"If you would know strength and patience, welcome the company of trees." ** -- Hal Borland
We have many trees on our small plot here in suburbia. We inherited them all when we bought our house, save the one lovely tri-colored beech we planted last year. . . and one tiny little Japanese maple I rescued from Lowe's last summer.
There is this one.
It is a Bradford pear tree. Oddly placed near our driveway, kind of just randomly there. . .in the center of our side yard.
The tree has always been of questionable value. It gets lovely, white blossoms in the spring -- but those blossoms smell really bad. They reek, in fact. Like. . . you get out of your car (being right there, next to the driveway) and say, "What's that SMELL????" And then you remember. It's the tree.
You'd think that, being a pear tree, that it would bear . . . fruit. And it does. But not the lovely pear you may be imagining. It produces little, tiny pears that look like this:
The squirrels love them. (Chipmunks, too.) About this time of year, the little pear-ish fruits get ripe and sort of soft. They drop. Onto the driveway. Where people track them into the house on their shoes. Or they drop down onto visiting cars. Or a storm comes and hurls them against visiting cars, making a horrible mess that people have to work really hard to remove (right, Dad?).
In the fall, the leaves on this tree are lovely; kind of a deep burgundy red. The problem is . . .the leaves don't change color and drop until very late in the season. I mean very late. Like . . . Thanksgiving. Most years, we have snow on the ground before the leaves drop. (Trust me, no one wants to deal with fall leaves AND snow.) The charm of the lovely leaves is completely lost when the time for snow is upon us!
There is also the problem with placement. I have written here more than once that our yard has extreme geographic limitations, being built on a cross-slope hill. As you can see from the photo above, the pear tree was planted right in the center of the ONLY level area of our yard (being next to the driveway). The tree distracts from our being able to USE that level space. Can't play frisbee; throw a lacrosse ball; or pitch a tent for a party. Because of the tree.

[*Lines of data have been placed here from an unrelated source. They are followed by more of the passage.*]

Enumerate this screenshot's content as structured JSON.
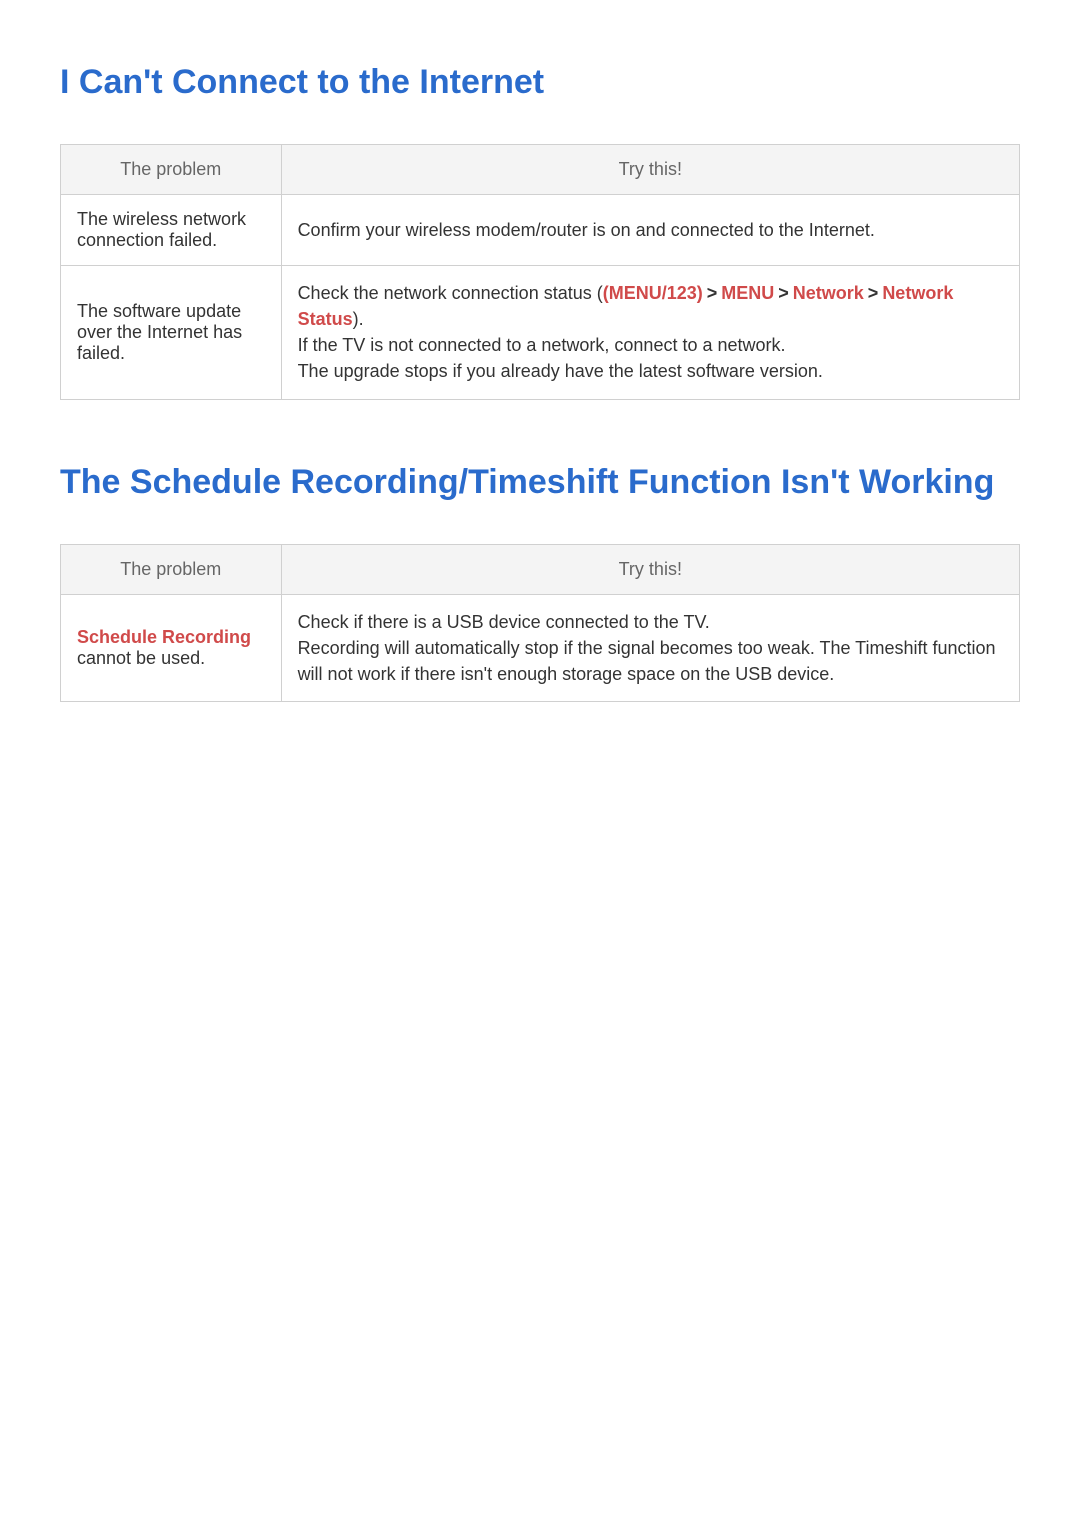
{
  "sections": [
    {
      "title": "I Can't Connect to the Internet",
      "headers": {
        "problem": "The problem",
        "try": "Try this!"
      },
      "rows": [
        {
          "problem": "The wireless network connection failed.",
          "trythis_html": "Confirm your wireless modem/router is on and connected to the Internet."
        },
        {
          "problem": "The software update over the Internet has failed.",
          "trythis_html": "Check the network connection status (<span class=\"menu-path\">(MENU/123)<span class=\"sep\">&gt;</span>MENU<span class=\"sep\">&gt;</span>Network<span class=\"sep\">&gt;</span>Network Status</span>).<br>If the TV is not connected to a network, connect to a network.<br>The upgrade stops if you already have the latest software version."
        }
      ]
    },
    {
      "title": "The Schedule Recording/Timeshift Function Isn't Working",
      "headers": {
        "problem": "The problem",
        "try": "Try this!"
      },
      "rows": [
        {
          "problem_html": "<span class=\"sched\">Schedule Recording</span> cannot be used.",
          "trythis_html": "Check if there is a USB device connected to the TV.<br>Recording will automatically stop if the signal becomes too weak. The Timeshift function will not work if there isn't enough storage space on the USB device."
        }
      ]
    }
  ]
}
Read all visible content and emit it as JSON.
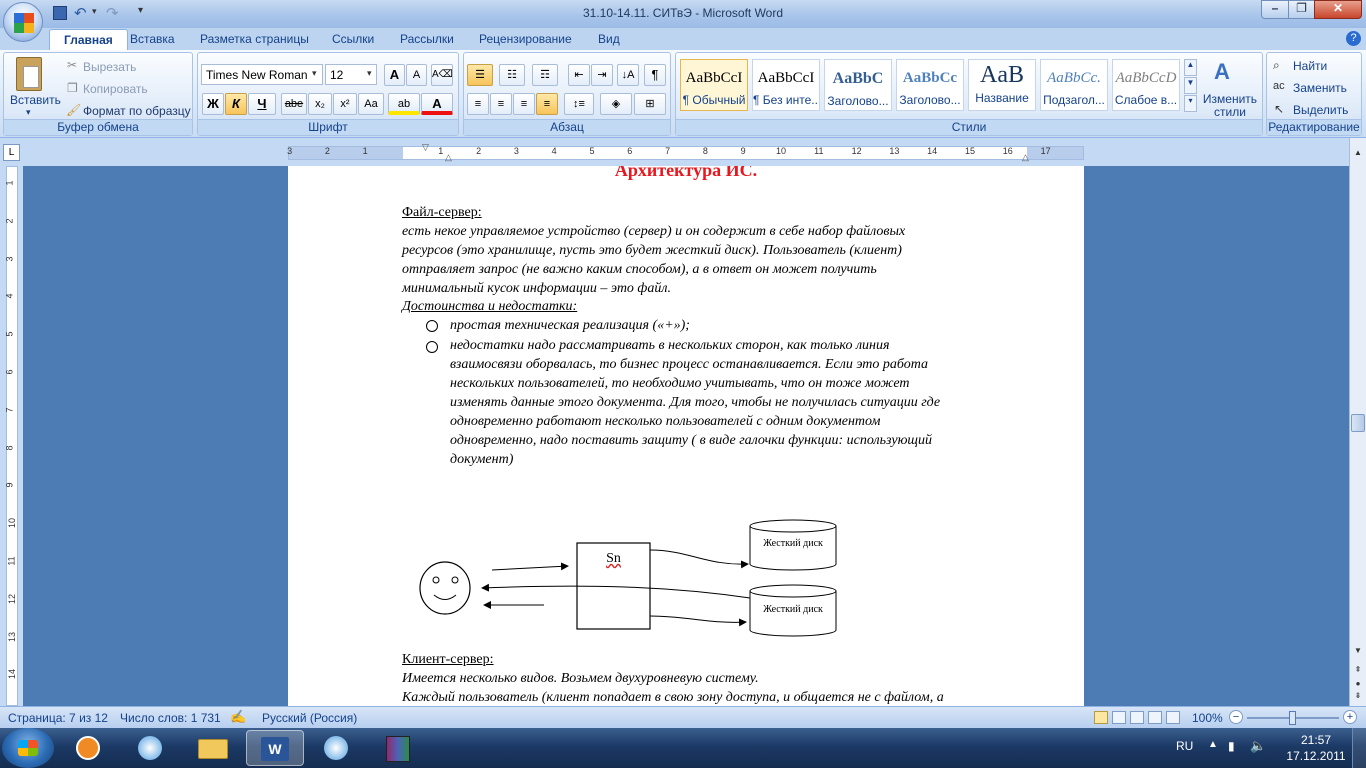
{
  "window": {
    "title": "31.10-14.11. СИТвЭ - Microsoft Word"
  },
  "tabs": [
    "Главная",
    "Вставка",
    "Разметка страницы",
    "Ссылки",
    "Рассылки",
    "Рецензирование",
    "Вид"
  ],
  "clipboard": {
    "paste": "Вставить",
    "cut": "Вырезать",
    "copy": "Копировать",
    "format_painter": "Формат по образцу",
    "label": "Буфер обмена"
  },
  "font": {
    "family": "Times New Roman",
    "size": "12",
    "bold": "Ж",
    "italic": "К",
    "underline": "Ч",
    "strike": "abe",
    "subscript": "x₂",
    "superscript": "x²",
    "case": "Aa",
    "label": "Шрифт"
  },
  "paragraph": {
    "label": "Абзац"
  },
  "styles": {
    "items": [
      {
        "sample": "AaBbCcI",
        "name": "¶ Обычный"
      },
      {
        "sample": "AaBbCcI",
        "name": "¶ Без инте..."
      },
      {
        "sample": "AaBbC",
        "name": "Заголово..."
      },
      {
        "sample": "AaBbCc",
        "name": "Заголово..."
      },
      {
        "sample": "AaB",
        "name": "Название"
      },
      {
        "sample": "AaBbCc.",
        "name": "Подзагол..."
      },
      {
        "sample": "AaBbCcD",
        "name": "Слабое в..."
      }
    ],
    "change": "Изменить стили",
    "label": "Стили"
  },
  "editing": {
    "find": "Найти",
    "replace": "Заменить",
    "select": "Выделить",
    "label": "Редактирование"
  },
  "ruler": {
    "h_marks": [
      "3",
      "2",
      "1",
      "1",
      "2",
      "3",
      "4",
      "5",
      "6",
      "7",
      "8",
      "9",
      "10",
      "11",
      "12",
      "13",
      "14",
      "15",
      "16",
      "17"
    ],
    "v_marks": [
      "1",
      "2",
      "3",
      "4",
      "5",
      "6",
      "7",
      "8",
      "9",
      "10",
      "11",
      "12",
      "13",
      "14"
    ]
  },
  "document": {
    "heading": "Архитектура ИС.",
    "section1_title": "Файл-сервер:",
    "para1_lines": [
      " есть некое управляемое устройство (сервер) и он содержит в себе набор файловых",
      "ресурсов (это хранилище, пусть это будет жесткий диск). Пользователь (клиент)",
      "отправляет запрос (не важно каким способом), а в ответ он может получить",
      "минимальный кусок информации – это файл."
    ],
    "pros_cons_title": " Достоинства и недостатки:",
    "bullet1": "простая техническая реализация («+»);",
    "bullet2_lines": [
      "недостатки надо рассматривать в нескольких сторон, как только линия",
      "взаимосвязи оборвалась, то бизнес процесс останавливается. Если это работа",
      "нескольких пользователей, то необходимо учитывать, что он тоже может",
      "изменять данные этого документа. Для того, чтобы не получилась ситуации где",
      "одновременно работают несколько пользователей с одним документом",
      "одновременно, надо поставить защиту ( в виде галочки функции: использующий",
      "документ)"
    ],
    "diagram": {
      "server_label": "Sn",
      "disk1": "Жесткий диск",
      "disk2": "Жесткий диск"
    },
    "section2_title": "Клиент-сервер:",
    "para2": "Имеется несколько видов. Возьмем двухуровневую систему.",
    "para3": "Каждый пользователь (клиент попадает в свою зону доступа, и общается не с файлом, а"
  },
  "status": {
    "page": "Страница: 7 из 12",
    "words": "Число слов: 1 731",
    "language": "Русский (Россия)",
    "zoom": "100%"
  },
  "taskbar": {
    "lang": "RU",
    "time": "21:57",
    "date": "17.12.2011"
  },
  "colors": {
    "heading": "#e8161d",
    "ribbon_text": "#15428b",
    "word_blue": "#2a5699"
  }
}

But, still. We liked the tree. We enjoyed the company of the tree. We took a deep breath before getting out of the car when the tree was in bloom, and we threw the frisbee in the street.
Then, in July, there was a huge storm that came through our area, knocking down several trees in our neighborhood. (Even sending several crashing through roofs.) We breathed a sigh of relief when we got home that day -- because all of our trees were still standing.

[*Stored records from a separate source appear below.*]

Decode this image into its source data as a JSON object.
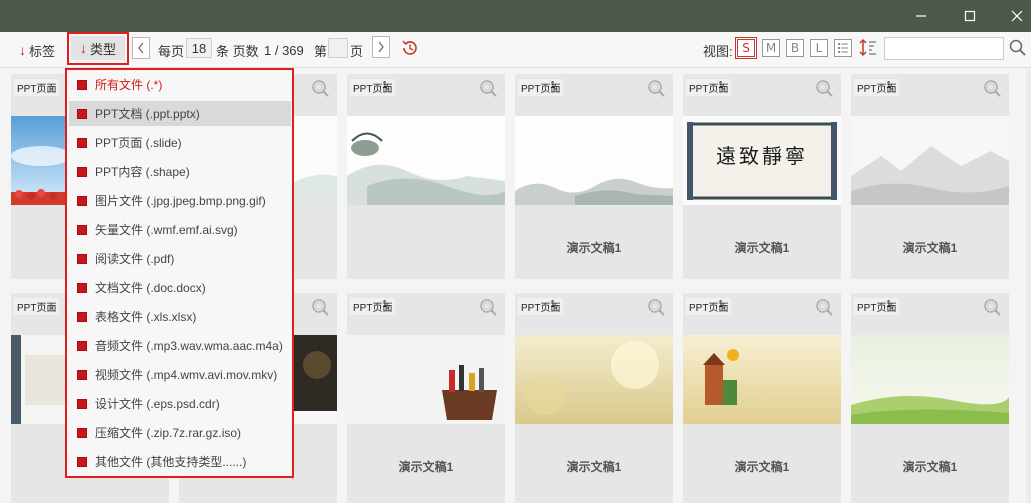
{
  "toolbar": {
    "tag_label": "标签",
    "type_label": "类型",
    "per_page_label": "每页",
    "per_page_value": "18",
    "items_label": "条 页数",
    "page_info": "1 / 369",
    "goto_prefix": "第",
    "goto_value": "",
    "goto_suffix": "页",
    "view_label": "视图:",
    "view_buttons": [
      "S",
      "M",
      "B",
      "L"
    ],
    "search_value": ""
  },
  "cards_row1": [
    {
      "tag": "PPT页面",
      "count": "",
      "title": ""
    },
    {
      "tag": "",
      "count": "",
      "title": ""
    },
    {
      "tag": "PPT页面",
      "count": "1",
      "title": ""
    },
    {
      "tag": "PPT页面",
      "count": "1",
      "title": "演示文稿1"
    },
    {
      "tag": "PPT页面",
      "count": "1",
      "title": "演示文稿1"
    },
    {
      "tag": "PPT页面",
      "count": "1",
      "title": "演示文稿1"
    }
  ],
  "cards_row2": [
    {
      "tag": "PPT页面",
      "count": "",
      "title": ""
    },
    {
      "tag": "",
      "count": "",
      "title": ""
    },
    {
      "tag": "PPT页面",
      "count": "1",
      "title": "演示文稿1"
    },
    {
      "tag": "PPT页面",
      "count": "1",
      "title": "演示文稿1"
    },
    {
      "tag": "PPT页面",
      "count": "1",
      "title": "演示文稿1"
    },
    {
      "tag": "PPT页面",
      "count": "1",
      "title": "演示文稿1"
    }
  ],
  "calligraphy_text": "遠致靜寧",
  "dropdown": {
    "items": [
      "所有文件 (.*)",
      "PPT文档 (.ppt.pptx)",
      "PPT页面 (.slide)",
      "PPT内容 (.shape)",
      "图片文件 (.jpg.jpeg.bmp.png.gif)",
      "矢量文件 (.wmf.emf.ai.svg)",
      "阅读文件 (.pdf)",
      "文档文件 (.doc.docx)",
      "表格文件 (.xls.xlsx)",
      "音频文件 (.mp3.wav.wma.aac.m4a)",
      "视频文件 (.mp4.wmv.avi.mov.mkv)",
      "设计文件 (.eps.psd.cdr)",
      "压缩文件 (.zip.7z.rar.gz.iso)",
      "其他文件 (其他支持类型......)"
    ],
    "selected_index": 0,
    "hover_index": 1
  },
  "colors": {
    "titlebar": "#4e594c",
    "accent_red": "#e11d1d",
    "check_red": "#c8161d"
  }
}
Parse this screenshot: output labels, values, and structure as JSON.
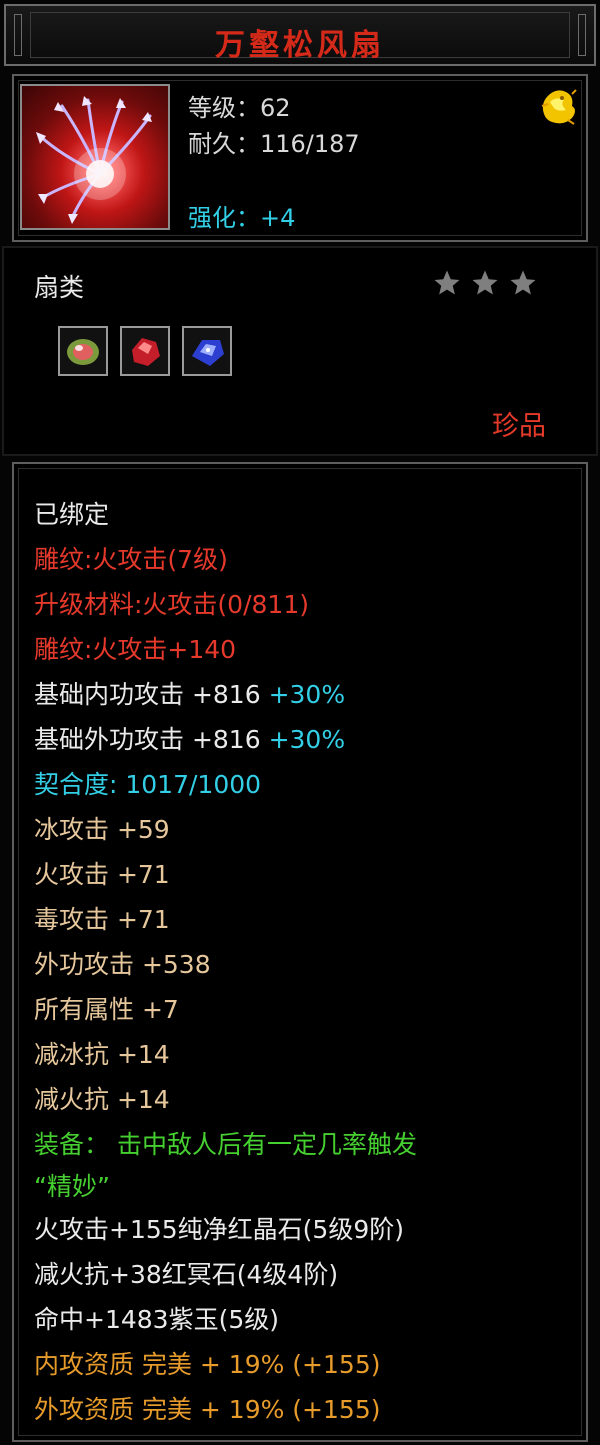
{
  "item": {
    "name": "万壑松风扇",
    "level_label": "等级：62",
    "durability_label": "耐久：116/187",
    "enhance_label": "强化：+4",
    "category": "扇类",
    "stars": 3,
    "rarity": "珍品"
  },
  "gems": [
    {
      "name": "green-red-gem-icon"
    },
    {
      "name": "red-gem-icon"
    },
    {
      "name": "blue-gem-icon"
    }
  ],
  "attributes": {
    "bound": "已绑定",
    "engrave_1": "雕纹:火攻击(7级)",
    "upgrade_material": "升级材料:火攻击(0/811)",
    "engrave_2": "雕纹:火攻击+140",
    "base_inner_label": "基础内功攻击  +816",
    "base_inner_pct": "+30%",
    "base_outer_label": "基础外功攻击  +816",
    "base_outer_pct": "+30%",
    "fit": "契合度: 1017/1000",
    "ice_attack": "冰攻击  +59",
    "fire_attack": "火攻击  +71",
    "poison_attack": "毒攻击  +71",
    "outer_attack": "外功攻击  +538",
    "all_attributes": "所有属性  +7",
    "reduce_ice_res": "减冰抗  +14",
    "reduce_fire_res": "减火抗  +14",
    "equip_effect_1": "装备：  击中敌人后有一定几率触发",
    "equip_effect_2": "“精妙”",
    "socket_1": "火攻击+155纯净红晶石(5级9阶)",
    "socket_2": "减火抗+38红冥石(4级4阶)",
    "socket_3": "命中+1483紫玉(5级)",
    "inner_quality": "内攻资质  完美  +  19%  (+155)",
    "outer_quality": "外攻资质  完美  +  19%  (+155)"
  },
  "colors": {
    "title": "#d52a19",
    "red_text": "#e5392c",
    "cyan_text": "#33cfe6",
    "tan_text": "#e6c79c",
    "green_text": "#46cf30",
    "orange_text": "#e69b2b"
  }
}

About a week later, though, I came back from the gym to find a huge branch from the pear tree blocking the driveway. No storm. No apparent reason. Must have been delayed storm damage.
(Unforunate street view.) Tom (excitedly) made quick work of the big branch with his trusty chainsaw, and all was well. Although, as a Master Gardener, I knew this

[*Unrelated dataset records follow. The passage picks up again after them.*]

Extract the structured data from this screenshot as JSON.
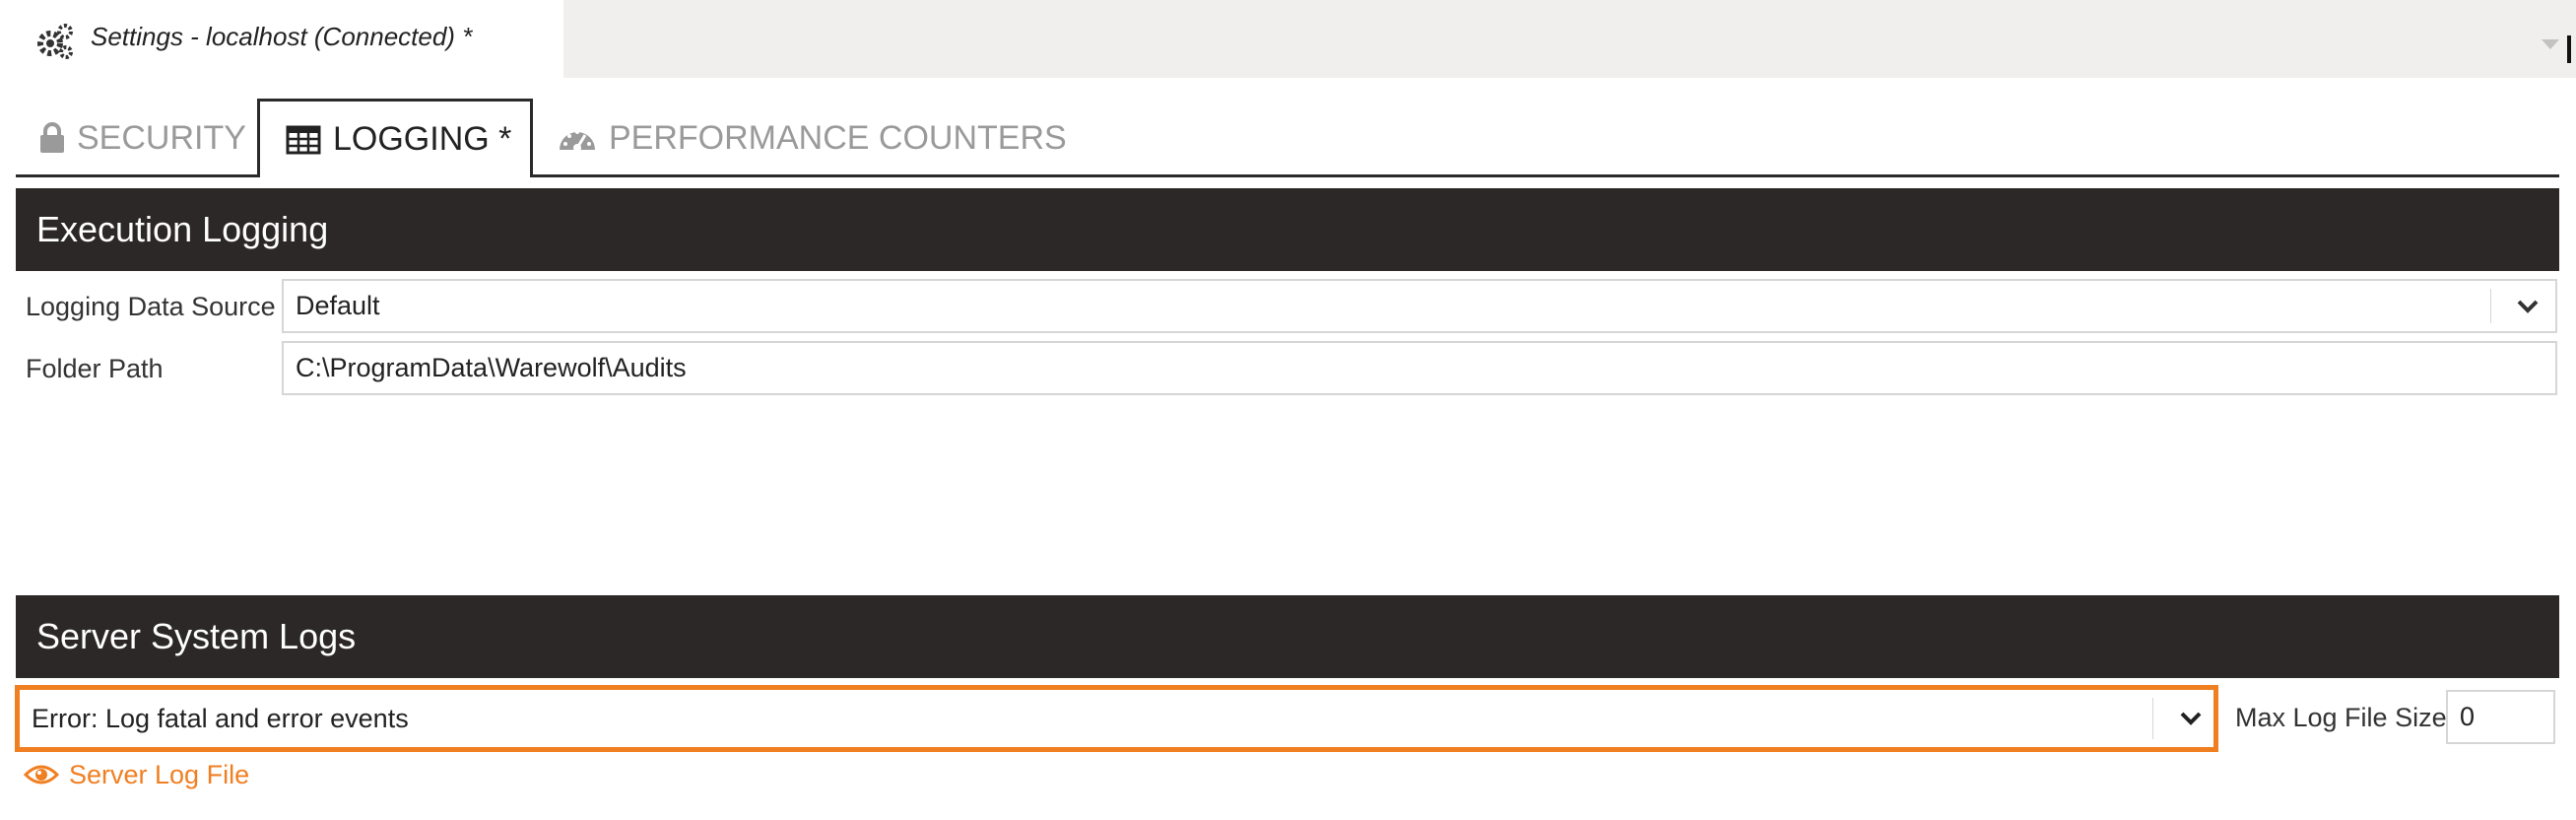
{
  "document_tab": {
    "icon": "gears-icon",
    "title": "Settings - localhost (Connected) *"
  },
  "tabs": [
    {
      "label": "SECURITY",
      "icon": "lock-icon",
      "active": false
    },
    {
      "label": "LOGGING *",
      "icon": "table-icon",
      "active": true
    },
    {
      "label": "PERFORMANCE COUNTERS",
      "icon": "gauge-icon",
      "active": false
    }
  ],
  "execution_logging": {
    "header": "Execution Logging",
    "data_source_label": "Logging Data Source",
    "data_source_value": "Default",
    "folder_path_label": "Folder Path",
    "folder_path_value": "C:\\ProgramData\\Warewolf\\Audits"
  },
  "server_system_logs": {
    "header": "Server System Logs",
    "log_level_value": "Error: Log fatal and error events",
    "max_log_size_label": "Max Log File Size",
    "max_log_size_value": "0",
    "server_log_link": "Server Log File",
    "server_log_link_icon": "eye-icon"
  },
  "colors": {
    "accent": "#f07f22",
    "header_bg": "#2b2827",
    "tab_inactive": "#9a9a9a"
  }
}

was gonna be trouble! Trees don't suffer damage like this -- and recover. I knew it was Only a Matter of Time for the Bradford Pear.
What we didn't realize right away, though, was that the tree was suffereing from another serious problem. Yep, once a huge portion of the tree was gone, the balance shifted. . . and exacerbated a pre-existing split in the trunk.
You're not supposed to be able to see . . . grass. . . through the trunk of your tree. It was clear that our Bradford Pear. . . was going to have to go!
Fortunately, there wasn't any danger of the tree hitting our house. Or anyone else's house, either. But you probably wouldn't want to park your car in our driveway!
We thought about waiting . . . to just see what would happen next. But I know that one bad winter storm or one ice storm would do this tree in. And, really, who wants to deal with a tree coming down in the winter! (Somehow I'm sure that would be worse than dealing with the leaves.)
So we called in the cavalry.
They made quick work of the the Bradford Pear.
It made my heart ache a little, to see a big tree like that come down. But you can see from the stump that it was not a healthy tree.
So, goodbye Bradford pear! No more messy fruit. No more smelly blossoms. But don't be thinking we'll have a place to play frisbee. . . because this gardener is already plotting and planning what to do with that new, level, EMPTY spot of lawn!
** But NOT the Bradford pear! There are some lovely trees that are not recommended for home landscapes. The Bradford pear is one of those trees. While they do have a lovely shape and are fast-growing, there are numerous problems (as we've experienced) with them. Not all trees are created equal in the home landscape!